TORONTO, April 19, 2021 − You feel like you’re floating or flying, or you have a hyper-awareness to light, smell and sound − that perception of an altered state of consciousness is a result of increases in the brain’s signals and activity, according to a new study by York University psychology researchers.
“We have a hint that there could be brain modulations that induce someone to get into a trance state through training,” says Psychology Professor Joseph DeSouza. “Our results show how, when a person thinks they are in an altered state, their brain activity actually changes. No one has been able to show this in consciousness studies. This is our first step toward scanning what is happening in the brain during trance.”
DeSouza, a member of York University’s Centre for Vision Research, former postgraduate student Rebecca Rogerson, and postdoctoral researcher Rebecca Barnstaple, conducted the study published in Brain Sciences.
During the study, the brain was scanned while the subject was in a trance state and the scan showed alterations in brain signals. The researchers found that regions in the brain were activated through music to induce this altered state of consciousness (ASC).
This is the first study to show heightened levels of brain activity in relation to perception of an altered state of consciousness − specifically trance − the researchers say. The findings may help shed light on how attention, volition, activation, and/or suppression of neural networks can play a role in consciousness.
In the research, researchers scanned the brain over eight minutes while the subject listened to five minutes of trance-inducing music. The subject was observed to be in a trance state for two to five minutes and data from brain activation in both the auditory and orbitofrontal cortex were collected. Specific areas in the brain showed heightened modulations, including auditory (sound) and orbitofrontal. During the scan, the subject reported feeling physical sensations of tingling fingers, nausea, and a hyperawareness to light, odour, and sound normally associated with entering trance, saw themself flying or floating above an unknown locale and the subject also reported rapid fluttering of the eyelids, increased breathing, and an ecstatic feeling or sensation.
An altered state of consciousness can change how the brain works by diverting blood flow from the front of the brain to other areas. Other common experiences that create altered states of consciousness are sleeping or daydreaming, sleep deprivation, euphoria or panic. Previous research has shown that meditation and hypnosis are other methods that can induce an altered state of consciousness and reduce stress and anxiety.

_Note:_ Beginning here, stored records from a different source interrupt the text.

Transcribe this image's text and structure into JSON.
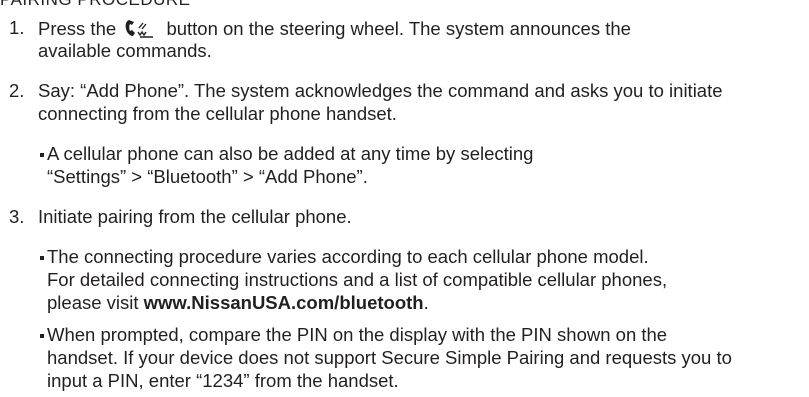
{
  "heading": "PAIRING PROCEDURE",
  "steps": [
    {
      "number": "1.",
      "line1_before": "Press the",
      "line1_after": "button on the steering wheel. The system announces the",
      "line2": "available commands."
    },
    {
      "number": "2.",
      "line1": "Say: “Add Phone”. The system acknowledges the command and asks you to initiate",
      "line2": "connecting from the cellular phone handset.",
      "bullets": [
        {
          "line1": "A cellular phone can also be added at any time by selecting",
          "line2": "“Settings” > “Bluetooth” > “Add Phone”."
        }
      ]
    },
    {
      "number": "3.",
      "line1": "Initiate pairing from the cellular phone.",
      "bullets": [
        {
          "line1": "The connecting procedure varies according to each cellular phone model.",
          "line2": "For detailed connecting instructions and a list of compatible cellular phones,",
          "line3_before": "please visit",
          "line3_url": "www.NissanUSA.com/bluetooth",
          "line3_after": "."
        },
        {
          "line1": "When prompted, compare the PIN on the display with the PIN shown on the",
          "line2": "handset. If your device does not support Secure Simple Pairing and requests you to",
          "line3": "input a PIN, enter “1234” from the handset."
        }
      ]
    }
  ],
  "icons": {
    "phone": "phone-voice-button-icon"
  }
}
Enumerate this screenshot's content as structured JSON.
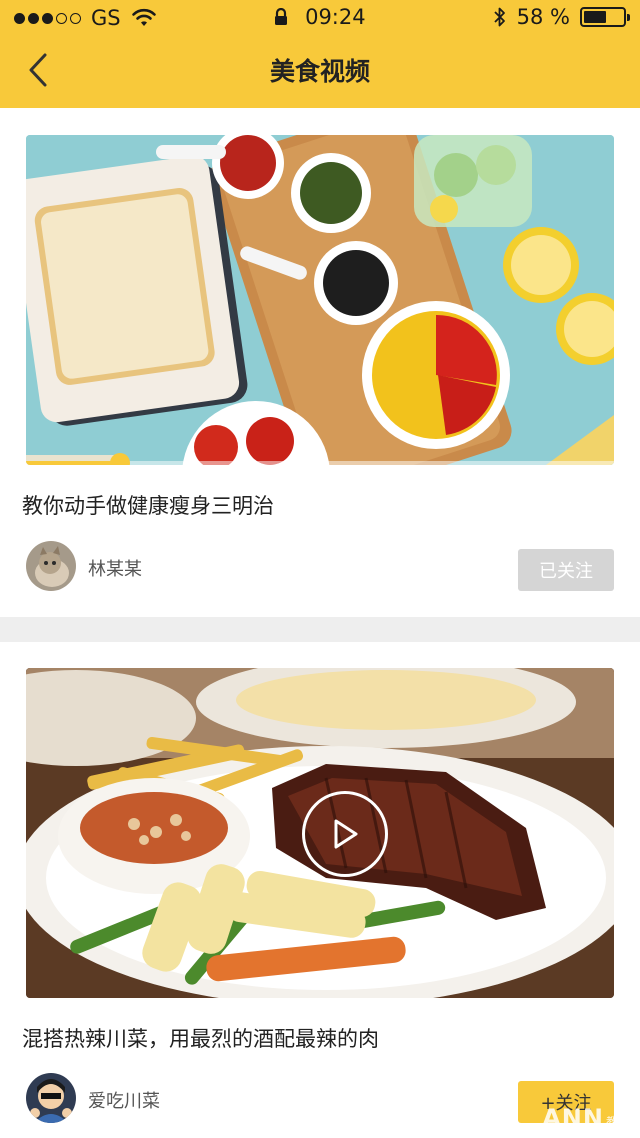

In some cultures, traditional healers are practitioners of ancient spiritual healing who commonly enter a trance state through fast rhythmic drumming techniques. During a trance state, the brain is able to supress external stimuli such as sounds. Despite the long history of trance by traditional healers, little is known about what happens in the brain and neural correlates.
DeSouza says that a task-specific brain network is created when these individuals train to become traditional healers, similar to those observed in professional musicians or dancers.
“Brain plasticity is achieved through training the brain and now can be seen in our study during an altered state of consciousness. This is a one-subject case study and needs to be replicated by our group and others.”
York University is a modern, multi-campus, urban university located in Toronto, Ontario. Backed by a diverse group of students, faculty, staff, alumni and partners, we bring a uniquely global perspective to help solve societal challenges, drive positive change and prepare our students for success. York's fully bilingual Glendon Campus is home to Southern Ontario's Centre of Excellence for French Language and Bilingual Postsecondary Education. York’s campuses in Costa Rica and India offer students exceptional transnational learning opportunities and innovative programs. Together, we can make things right for our communities, our planet, and our future.
Anjum Nayyar, York University Media Relations, cell 437 242 1547, firstname.lastname@example.org